Count the lines of data below that include "Image". Provide only the number.

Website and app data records

===============

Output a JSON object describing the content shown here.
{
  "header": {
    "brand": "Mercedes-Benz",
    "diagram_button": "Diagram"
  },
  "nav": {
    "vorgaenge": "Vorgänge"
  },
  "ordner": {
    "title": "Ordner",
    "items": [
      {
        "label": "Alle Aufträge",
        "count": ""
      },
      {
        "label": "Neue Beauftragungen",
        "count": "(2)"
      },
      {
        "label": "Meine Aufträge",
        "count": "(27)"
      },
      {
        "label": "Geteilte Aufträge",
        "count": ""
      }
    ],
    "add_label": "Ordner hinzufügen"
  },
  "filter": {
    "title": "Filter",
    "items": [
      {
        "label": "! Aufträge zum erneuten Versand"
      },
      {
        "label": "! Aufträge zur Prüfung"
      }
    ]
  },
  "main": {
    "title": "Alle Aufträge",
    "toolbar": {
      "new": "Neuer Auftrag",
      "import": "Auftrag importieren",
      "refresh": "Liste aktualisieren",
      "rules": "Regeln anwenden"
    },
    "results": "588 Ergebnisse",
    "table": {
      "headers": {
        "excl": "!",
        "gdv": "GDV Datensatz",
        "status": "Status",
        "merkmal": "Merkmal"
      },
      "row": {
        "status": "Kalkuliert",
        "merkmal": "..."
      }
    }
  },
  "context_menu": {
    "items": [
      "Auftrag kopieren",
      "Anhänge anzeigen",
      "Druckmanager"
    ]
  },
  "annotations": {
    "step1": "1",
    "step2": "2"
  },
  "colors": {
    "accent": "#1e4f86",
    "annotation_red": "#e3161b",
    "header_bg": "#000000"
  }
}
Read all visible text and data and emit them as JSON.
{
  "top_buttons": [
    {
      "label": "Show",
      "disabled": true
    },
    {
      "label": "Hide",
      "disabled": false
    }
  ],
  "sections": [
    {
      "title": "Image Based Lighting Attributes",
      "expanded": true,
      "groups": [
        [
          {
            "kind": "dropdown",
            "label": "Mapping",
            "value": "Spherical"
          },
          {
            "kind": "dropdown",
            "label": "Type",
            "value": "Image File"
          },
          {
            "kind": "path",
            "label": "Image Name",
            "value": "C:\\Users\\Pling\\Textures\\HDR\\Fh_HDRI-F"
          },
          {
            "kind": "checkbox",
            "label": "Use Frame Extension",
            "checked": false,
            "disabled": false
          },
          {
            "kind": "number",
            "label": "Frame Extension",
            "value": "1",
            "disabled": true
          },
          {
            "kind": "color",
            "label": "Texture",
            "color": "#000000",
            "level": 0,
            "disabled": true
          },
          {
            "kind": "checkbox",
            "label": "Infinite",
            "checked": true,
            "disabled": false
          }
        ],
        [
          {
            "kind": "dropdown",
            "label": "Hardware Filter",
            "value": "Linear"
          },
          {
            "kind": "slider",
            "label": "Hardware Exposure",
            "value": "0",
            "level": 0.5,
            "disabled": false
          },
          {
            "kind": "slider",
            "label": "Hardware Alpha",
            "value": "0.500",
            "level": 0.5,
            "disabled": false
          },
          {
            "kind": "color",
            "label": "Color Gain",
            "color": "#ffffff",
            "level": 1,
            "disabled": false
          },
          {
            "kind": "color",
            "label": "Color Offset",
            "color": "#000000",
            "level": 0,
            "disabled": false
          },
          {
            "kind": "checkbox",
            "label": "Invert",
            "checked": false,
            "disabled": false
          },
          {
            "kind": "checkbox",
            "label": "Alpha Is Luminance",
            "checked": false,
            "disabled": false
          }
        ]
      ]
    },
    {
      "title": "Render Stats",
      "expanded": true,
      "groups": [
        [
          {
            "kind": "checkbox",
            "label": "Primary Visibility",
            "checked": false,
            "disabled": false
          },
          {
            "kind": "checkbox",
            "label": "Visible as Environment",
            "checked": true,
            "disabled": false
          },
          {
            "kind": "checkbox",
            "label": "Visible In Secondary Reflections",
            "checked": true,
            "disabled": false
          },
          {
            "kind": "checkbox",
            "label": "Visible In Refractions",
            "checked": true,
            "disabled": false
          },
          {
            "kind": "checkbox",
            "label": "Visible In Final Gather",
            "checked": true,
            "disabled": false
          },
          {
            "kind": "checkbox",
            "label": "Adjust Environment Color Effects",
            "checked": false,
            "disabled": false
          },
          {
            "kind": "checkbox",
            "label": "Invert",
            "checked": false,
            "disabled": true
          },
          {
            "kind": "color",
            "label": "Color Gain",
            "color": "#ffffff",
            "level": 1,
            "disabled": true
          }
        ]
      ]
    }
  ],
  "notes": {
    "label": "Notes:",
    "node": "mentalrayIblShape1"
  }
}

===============

EXPECTED ANSWER:
3